Stars of this sort are ideal for ground-based planetary transit searches given their small sizes which result in larger decreases in brightness for the transit of a planet of a given size and the tighter orbits of their planetary systems.
If one planet is responsible for these two transit events, 11 different orbital periods ranging from 4.5 days to 72.8 days could satisfy the observations with 18.2 days being the most likely solution by far.
A thorough assessment of the habitability of any extrasolar planet would require a lot of detailed data on the properties of that planet, its atmosphere, its spin state and so on.
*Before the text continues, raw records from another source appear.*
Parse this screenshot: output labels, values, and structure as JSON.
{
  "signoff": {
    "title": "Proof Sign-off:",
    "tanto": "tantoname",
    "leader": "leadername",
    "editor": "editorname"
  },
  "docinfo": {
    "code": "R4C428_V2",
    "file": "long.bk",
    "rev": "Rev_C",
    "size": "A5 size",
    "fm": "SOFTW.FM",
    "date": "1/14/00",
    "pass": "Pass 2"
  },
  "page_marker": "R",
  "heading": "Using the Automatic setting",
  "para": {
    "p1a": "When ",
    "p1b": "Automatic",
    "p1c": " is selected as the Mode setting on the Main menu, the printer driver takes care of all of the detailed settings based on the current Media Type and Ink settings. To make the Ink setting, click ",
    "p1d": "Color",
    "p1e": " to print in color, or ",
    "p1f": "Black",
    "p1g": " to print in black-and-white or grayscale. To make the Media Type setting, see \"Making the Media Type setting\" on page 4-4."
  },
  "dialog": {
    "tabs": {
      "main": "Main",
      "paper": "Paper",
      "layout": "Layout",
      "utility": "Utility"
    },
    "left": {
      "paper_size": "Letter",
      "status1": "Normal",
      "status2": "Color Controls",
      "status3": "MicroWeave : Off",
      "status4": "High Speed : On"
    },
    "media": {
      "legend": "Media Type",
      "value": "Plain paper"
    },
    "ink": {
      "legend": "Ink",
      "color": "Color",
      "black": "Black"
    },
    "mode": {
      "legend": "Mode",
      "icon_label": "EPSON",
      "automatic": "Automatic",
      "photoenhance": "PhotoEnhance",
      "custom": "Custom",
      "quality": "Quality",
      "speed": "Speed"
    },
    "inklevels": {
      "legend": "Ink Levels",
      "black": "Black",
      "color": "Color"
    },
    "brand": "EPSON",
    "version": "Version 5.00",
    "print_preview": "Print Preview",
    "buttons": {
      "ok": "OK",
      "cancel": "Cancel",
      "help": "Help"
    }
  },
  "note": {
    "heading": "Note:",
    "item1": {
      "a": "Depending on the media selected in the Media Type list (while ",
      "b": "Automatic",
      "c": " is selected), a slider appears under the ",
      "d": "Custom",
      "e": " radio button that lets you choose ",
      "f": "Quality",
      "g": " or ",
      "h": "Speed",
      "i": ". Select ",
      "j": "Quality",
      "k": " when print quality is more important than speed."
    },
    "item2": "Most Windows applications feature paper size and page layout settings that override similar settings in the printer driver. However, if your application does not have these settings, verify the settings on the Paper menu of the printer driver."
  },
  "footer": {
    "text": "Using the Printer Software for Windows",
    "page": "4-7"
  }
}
Combined with theoretical extrapolations of the factors that keep the Earth habitable, the best we can hope to do at this time is to compare the known properties of extrasolar planets to our current understanding of planetary habitability to determine if an extrasolar planet is “Potentially habitable.”
By “Habitable“, it’s meant to be habitable in an Earth-like sense where the surface conditions allow for the existence of liquid water on the planet’s surface.
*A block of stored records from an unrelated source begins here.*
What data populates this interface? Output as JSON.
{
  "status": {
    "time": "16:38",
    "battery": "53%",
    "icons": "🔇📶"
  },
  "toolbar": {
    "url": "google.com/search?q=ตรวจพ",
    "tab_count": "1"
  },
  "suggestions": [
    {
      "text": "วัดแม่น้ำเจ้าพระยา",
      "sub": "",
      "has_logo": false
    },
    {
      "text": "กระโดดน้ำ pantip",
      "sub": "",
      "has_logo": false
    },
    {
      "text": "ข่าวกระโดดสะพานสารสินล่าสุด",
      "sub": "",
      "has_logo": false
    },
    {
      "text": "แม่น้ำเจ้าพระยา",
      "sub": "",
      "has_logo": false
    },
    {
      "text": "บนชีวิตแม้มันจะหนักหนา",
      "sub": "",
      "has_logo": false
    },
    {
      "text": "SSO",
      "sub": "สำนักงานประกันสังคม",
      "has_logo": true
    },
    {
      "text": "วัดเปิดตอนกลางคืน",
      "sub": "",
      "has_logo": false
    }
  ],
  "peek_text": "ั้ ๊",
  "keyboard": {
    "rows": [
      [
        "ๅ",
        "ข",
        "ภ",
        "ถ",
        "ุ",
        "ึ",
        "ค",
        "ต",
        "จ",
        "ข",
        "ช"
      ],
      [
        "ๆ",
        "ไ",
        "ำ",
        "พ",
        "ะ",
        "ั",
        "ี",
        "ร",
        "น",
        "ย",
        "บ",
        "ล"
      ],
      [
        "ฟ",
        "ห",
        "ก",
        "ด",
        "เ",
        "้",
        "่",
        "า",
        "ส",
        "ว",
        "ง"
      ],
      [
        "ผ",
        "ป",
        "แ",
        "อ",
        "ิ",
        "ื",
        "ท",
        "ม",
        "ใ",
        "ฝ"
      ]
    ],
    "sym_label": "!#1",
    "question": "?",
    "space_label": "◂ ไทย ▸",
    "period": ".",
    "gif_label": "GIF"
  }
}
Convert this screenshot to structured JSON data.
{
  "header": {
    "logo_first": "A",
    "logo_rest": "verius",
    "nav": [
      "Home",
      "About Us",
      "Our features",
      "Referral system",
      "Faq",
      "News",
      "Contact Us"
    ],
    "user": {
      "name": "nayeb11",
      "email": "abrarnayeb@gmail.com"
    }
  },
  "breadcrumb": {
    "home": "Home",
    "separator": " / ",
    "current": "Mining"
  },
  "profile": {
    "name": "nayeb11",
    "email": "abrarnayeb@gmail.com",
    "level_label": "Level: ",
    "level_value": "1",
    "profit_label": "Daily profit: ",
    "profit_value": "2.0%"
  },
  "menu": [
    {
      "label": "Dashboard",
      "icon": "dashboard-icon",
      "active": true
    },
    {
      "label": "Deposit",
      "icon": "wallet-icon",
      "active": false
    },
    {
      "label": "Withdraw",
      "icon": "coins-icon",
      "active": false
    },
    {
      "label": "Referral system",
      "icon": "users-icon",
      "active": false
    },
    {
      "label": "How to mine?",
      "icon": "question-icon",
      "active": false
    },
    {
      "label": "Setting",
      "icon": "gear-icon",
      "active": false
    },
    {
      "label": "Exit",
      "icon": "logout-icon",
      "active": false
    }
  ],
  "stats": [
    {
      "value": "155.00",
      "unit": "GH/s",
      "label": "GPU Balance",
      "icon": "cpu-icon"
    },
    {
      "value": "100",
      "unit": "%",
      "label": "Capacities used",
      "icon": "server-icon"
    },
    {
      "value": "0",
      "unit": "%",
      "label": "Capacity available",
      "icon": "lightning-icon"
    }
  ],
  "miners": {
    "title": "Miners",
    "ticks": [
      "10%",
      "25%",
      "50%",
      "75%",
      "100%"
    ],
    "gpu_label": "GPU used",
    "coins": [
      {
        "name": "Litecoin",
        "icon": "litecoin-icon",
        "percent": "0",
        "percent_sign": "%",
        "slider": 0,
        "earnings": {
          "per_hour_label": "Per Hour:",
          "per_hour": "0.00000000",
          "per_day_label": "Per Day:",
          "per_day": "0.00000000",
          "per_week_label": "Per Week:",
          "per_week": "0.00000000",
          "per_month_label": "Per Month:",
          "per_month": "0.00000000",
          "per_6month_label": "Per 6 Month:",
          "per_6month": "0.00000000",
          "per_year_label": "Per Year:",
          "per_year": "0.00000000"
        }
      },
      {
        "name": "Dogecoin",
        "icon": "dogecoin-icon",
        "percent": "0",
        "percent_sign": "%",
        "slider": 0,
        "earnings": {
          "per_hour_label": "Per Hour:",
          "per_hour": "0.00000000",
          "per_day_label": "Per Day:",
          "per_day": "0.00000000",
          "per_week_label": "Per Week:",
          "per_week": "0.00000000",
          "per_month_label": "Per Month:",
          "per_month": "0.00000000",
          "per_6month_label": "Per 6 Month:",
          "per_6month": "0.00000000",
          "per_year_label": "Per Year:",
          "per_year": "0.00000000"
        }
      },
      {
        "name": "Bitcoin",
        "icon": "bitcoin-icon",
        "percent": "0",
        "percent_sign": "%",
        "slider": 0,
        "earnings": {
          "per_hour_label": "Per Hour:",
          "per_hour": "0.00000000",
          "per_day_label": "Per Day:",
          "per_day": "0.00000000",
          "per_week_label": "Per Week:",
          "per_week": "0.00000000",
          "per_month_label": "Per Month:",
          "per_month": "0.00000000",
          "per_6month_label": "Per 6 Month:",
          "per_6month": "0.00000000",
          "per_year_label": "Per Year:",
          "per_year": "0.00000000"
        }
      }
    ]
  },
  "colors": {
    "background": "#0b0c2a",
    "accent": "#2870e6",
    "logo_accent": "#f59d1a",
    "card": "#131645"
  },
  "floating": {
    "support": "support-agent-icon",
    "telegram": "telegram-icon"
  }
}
The first attribute that provides a clue of the potential habitability of a planet is its radius.
There are no measurements of the masses of these worlds currently available which could help to constrain their bulk properties and determine if they are rocky planets like the Earth or volatile-rich mini-Neptunes with no prospect of being habitable in the conventional sense.
The reflex motion of the three planets orbiting TRAPPIST-1 would be expected to produce variations in the radial velocity of the star of 0.5 to a few meter per second, depending on the planets‘ compositions.
On the limits of the habitable zone based on comprehensive climate and geophysical modeling, the outer boundary of the HZ is conservatively defined as corresponding to the maximum greenhouse limit of a CO2-rich atmosphere where the addition of any more CO2 would not increase a planet’s surface temperature any further.
For an Earth-size planet orbiting TRAPPIST-1, this corresponds to a Seff of 0.92 or a distance of 0.023 AU. However, Gillon et al.
Which run from 0.033 to 0.093 AU, half appear to be beyond the outer edge of the HZ including the most likely solution corresponding to 0.058 AU.
Looking at the relative probabilities of the various orbital solutions, it appears that there is only about a 20% chance that TRAPPIST-1d orbits inside the conservatively defined HZ for a synchronously rotating, Earth-size planet.
Obviously, more data will help to resolve the situation with this planet, but there appears to be only a relatively slim possibility that this extrasolar planet is potentially habitable given what we know today.
Contrary to the claims being made in the media, it appears unlikely that any of the three planets discovered orbiting TRAPPIST-1 are potentially habitable in the Earth-like sense.
The situation with the outer planet is ambiguous and will require more data to define its orbit better but at this time, it seems probable that it orbits beyond the outer edge of the HZ.